## WHAT IS EXPECTED:
Please show all lines of the records that include "Hébreux".

[Data about app and page elements]
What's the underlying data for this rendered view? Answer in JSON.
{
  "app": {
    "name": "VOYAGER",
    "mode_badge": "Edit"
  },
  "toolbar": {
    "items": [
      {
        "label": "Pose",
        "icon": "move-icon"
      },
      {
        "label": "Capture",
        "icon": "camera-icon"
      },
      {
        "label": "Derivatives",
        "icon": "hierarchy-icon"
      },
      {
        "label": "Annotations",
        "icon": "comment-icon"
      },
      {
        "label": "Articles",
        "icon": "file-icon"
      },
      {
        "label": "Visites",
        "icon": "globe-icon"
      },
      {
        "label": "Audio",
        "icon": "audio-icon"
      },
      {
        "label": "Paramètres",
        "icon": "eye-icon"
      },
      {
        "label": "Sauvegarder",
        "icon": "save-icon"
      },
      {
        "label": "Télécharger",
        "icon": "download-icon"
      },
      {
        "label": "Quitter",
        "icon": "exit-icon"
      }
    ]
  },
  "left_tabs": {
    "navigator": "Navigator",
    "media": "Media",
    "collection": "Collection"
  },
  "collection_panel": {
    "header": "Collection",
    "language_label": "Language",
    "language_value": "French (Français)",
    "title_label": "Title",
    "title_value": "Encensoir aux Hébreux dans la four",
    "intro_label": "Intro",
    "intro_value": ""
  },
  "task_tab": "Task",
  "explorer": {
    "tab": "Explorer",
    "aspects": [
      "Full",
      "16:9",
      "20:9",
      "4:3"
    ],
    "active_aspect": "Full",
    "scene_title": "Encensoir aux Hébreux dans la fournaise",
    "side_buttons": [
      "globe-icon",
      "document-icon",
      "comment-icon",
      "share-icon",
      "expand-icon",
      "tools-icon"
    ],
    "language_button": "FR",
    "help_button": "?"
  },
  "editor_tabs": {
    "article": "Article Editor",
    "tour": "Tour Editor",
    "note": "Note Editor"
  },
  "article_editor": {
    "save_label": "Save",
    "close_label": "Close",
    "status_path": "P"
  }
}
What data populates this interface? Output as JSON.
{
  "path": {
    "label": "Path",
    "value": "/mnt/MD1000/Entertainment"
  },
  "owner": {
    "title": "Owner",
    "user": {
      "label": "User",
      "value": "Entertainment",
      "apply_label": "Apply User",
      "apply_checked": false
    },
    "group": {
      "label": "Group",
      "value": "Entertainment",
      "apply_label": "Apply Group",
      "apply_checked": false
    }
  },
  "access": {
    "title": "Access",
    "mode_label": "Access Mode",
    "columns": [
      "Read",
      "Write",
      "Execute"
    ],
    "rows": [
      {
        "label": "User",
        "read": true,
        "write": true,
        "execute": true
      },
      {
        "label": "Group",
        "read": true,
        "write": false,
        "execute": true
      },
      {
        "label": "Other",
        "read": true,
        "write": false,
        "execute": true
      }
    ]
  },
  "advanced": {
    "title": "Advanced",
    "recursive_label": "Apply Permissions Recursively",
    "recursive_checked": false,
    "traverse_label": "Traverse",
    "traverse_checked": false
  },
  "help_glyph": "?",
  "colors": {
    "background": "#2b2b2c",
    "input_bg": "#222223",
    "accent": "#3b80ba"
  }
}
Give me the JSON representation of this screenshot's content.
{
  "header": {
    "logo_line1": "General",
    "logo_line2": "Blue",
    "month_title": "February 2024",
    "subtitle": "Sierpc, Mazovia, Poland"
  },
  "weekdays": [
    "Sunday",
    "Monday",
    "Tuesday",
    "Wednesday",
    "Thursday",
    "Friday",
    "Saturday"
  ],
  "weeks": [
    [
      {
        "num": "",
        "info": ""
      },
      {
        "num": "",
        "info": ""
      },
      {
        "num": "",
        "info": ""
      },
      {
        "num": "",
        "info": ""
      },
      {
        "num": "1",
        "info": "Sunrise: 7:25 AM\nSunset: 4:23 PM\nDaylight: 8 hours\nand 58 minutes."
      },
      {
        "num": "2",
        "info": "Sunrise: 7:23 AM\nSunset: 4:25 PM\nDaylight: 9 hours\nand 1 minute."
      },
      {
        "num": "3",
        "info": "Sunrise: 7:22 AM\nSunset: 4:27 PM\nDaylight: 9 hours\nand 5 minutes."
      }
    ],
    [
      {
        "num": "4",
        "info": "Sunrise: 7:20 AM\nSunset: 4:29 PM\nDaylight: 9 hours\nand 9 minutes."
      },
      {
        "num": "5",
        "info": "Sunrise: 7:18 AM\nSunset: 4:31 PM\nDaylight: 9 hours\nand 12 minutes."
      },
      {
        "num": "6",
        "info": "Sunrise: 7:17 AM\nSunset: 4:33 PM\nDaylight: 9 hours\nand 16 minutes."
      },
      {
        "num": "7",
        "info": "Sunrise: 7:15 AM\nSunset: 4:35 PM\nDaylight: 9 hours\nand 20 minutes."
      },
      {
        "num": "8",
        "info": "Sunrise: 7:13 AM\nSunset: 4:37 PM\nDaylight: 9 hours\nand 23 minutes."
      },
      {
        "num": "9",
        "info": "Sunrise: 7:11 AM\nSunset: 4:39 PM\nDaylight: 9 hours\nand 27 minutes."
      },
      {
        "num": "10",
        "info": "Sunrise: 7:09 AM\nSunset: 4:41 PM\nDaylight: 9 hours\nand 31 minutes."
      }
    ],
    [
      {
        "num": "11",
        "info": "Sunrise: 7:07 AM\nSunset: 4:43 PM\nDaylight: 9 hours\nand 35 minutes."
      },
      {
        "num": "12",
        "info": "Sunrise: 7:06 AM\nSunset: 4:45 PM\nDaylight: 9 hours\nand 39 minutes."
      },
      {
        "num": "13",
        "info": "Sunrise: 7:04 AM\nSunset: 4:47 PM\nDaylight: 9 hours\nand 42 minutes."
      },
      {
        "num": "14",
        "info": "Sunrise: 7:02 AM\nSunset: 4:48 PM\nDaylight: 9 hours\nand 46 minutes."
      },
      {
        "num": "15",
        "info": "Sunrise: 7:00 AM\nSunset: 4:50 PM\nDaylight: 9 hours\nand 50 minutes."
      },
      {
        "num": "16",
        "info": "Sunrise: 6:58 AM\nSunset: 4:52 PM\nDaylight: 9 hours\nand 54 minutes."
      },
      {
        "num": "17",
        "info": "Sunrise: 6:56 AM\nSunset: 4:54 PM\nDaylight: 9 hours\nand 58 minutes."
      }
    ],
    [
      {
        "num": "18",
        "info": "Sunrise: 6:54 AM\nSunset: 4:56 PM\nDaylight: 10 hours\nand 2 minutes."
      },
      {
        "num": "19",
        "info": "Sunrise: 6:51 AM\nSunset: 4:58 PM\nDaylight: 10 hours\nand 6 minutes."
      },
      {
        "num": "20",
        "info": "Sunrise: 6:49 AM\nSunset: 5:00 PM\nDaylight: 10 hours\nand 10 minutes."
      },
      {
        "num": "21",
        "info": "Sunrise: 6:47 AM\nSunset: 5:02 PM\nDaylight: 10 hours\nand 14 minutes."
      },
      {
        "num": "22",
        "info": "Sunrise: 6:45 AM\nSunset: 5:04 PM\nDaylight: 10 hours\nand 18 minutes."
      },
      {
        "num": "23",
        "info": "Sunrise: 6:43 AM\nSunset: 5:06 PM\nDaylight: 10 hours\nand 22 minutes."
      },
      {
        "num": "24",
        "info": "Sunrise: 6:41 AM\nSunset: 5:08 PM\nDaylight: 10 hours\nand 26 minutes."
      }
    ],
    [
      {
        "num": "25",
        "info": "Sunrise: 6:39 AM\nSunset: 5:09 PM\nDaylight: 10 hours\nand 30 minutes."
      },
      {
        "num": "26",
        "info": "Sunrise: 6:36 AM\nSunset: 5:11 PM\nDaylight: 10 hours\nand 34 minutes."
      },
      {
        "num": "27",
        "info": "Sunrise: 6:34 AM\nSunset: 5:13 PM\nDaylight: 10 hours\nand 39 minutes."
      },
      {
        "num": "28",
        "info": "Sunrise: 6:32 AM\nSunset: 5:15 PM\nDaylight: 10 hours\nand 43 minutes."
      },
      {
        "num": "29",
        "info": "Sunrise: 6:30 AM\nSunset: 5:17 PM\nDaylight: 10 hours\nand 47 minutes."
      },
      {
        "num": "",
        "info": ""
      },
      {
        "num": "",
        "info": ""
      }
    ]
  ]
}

## ANSWER TO THE EXERCISE:
    "title_value": "Encensoir aux Hébreux dans la four",
    "scene_title": "Encensoir aux Hébreux dans la fournaise",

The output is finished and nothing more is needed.